Nor are we over well-affected towards Mrs. Crowe's last venture, " The Adventures of a Beauty.” If the invention of a labyrinthine plot is allin-all, this novel is a triumph of high art; and as there are readers who decide in the affirmative, and who postpone all other qualities to that of intricately-woven story, it is sure of its section of the myriad-minded public. But if characterisation is of importance—if deep searchings of heart are in request if the anatomising art of Hawthorne is desired, or Currer Bell's sounding of the soul's dark and heaving waters, or Thackeray's ironic cautery of conventional life,—then is this history of Agnes Grosvenor null and void. In this respect, it is a decline from “ Lilly Dawson.” “L'originalité des caractères a disparu, et c'est elle qui seule peut rendre une fiction vivante.”* To this axiom, however, not all subscribers to circulating libraries will ex animo subscribe; some even have a notion, uttered or unexpressed, that the less une fiction has of philosophic character-delineation, the more vivante it necessarily is. 66 The Adventures of a Beauty' we have seen aptly compared to one of those puzzles in which you discover a number of rings shut up one within another; you cannot for the life of you tell how they got there, and are still more bewildered to know how they are to be got out again ; but to Mrs. Crowe all this is perfectly easy.
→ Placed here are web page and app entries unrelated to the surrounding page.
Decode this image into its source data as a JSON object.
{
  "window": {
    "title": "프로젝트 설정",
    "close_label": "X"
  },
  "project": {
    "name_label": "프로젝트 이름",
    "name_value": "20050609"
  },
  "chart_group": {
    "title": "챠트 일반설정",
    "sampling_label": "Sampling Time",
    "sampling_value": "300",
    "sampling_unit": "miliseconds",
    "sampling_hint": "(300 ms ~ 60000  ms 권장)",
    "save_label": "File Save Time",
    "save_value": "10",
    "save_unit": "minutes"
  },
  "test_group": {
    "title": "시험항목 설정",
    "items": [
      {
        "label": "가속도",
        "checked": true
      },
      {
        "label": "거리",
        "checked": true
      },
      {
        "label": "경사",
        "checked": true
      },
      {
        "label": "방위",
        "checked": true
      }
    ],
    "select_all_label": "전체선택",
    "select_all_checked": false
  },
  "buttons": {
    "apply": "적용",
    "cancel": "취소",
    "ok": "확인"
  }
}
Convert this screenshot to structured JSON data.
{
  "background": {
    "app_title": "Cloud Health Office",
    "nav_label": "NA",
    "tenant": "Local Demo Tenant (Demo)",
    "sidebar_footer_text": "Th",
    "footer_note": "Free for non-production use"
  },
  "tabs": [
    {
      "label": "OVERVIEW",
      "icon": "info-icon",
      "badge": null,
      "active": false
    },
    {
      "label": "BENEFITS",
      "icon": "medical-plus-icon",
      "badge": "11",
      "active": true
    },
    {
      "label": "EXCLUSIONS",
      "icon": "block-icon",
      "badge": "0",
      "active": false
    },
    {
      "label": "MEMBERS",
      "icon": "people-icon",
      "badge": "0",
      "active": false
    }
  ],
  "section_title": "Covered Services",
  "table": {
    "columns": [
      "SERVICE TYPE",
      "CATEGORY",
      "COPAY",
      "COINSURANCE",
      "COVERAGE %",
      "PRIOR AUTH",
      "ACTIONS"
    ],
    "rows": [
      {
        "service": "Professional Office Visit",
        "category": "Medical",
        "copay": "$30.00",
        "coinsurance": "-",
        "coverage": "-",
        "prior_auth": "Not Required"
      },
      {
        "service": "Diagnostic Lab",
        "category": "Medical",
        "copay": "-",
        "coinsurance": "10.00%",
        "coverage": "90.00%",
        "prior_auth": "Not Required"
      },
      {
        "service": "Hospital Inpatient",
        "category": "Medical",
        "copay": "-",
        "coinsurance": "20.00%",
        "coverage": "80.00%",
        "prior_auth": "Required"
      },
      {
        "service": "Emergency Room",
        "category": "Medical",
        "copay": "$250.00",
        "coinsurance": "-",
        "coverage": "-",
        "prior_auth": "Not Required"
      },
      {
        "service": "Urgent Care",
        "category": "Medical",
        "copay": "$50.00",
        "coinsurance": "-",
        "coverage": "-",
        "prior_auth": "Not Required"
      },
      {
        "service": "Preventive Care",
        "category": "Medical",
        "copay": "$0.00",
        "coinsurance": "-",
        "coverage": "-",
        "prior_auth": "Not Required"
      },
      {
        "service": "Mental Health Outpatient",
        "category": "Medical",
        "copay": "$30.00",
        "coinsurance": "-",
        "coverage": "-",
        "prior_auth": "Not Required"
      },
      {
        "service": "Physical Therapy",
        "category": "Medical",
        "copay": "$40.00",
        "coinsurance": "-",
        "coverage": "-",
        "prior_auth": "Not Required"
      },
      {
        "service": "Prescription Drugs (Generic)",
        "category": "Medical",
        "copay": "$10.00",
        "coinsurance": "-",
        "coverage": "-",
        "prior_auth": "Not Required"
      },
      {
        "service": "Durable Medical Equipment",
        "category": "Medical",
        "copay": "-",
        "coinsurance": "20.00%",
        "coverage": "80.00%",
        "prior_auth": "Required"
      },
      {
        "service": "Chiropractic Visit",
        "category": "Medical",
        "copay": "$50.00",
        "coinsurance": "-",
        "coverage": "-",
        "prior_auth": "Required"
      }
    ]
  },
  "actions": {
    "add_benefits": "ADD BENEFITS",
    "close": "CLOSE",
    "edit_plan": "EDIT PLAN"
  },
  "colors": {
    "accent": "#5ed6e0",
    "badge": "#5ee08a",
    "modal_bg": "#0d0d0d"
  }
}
In her hands, “the perplexities of a plot through which the tangled threads of circumstances overlay the humanity, and render moral truths subordinate to a machinery of intricate incidents, may not only be endured with complacency, but enjoyed as one enjoys the feats of a conjurer who can make a card fly out of the pack into a gentleman's pocket or a lady's reticule, and restore it into its proper place with a wave of his wand.”+ Yet one is scarcely resigned to a result which classes the author of “ Aristodemus” with professors of the legerdemain of romance—though the seat assigned her be shared by the Houdins and Döblers of their craft. The Wizard of the North—we mean Scott, not “Professor Anderson”—would never have attained to that title of facile princeps, had he confined his orbit to going round about the caldron of magic such as this.
* Madame de Staël.
† Westminster Review, April, 1852.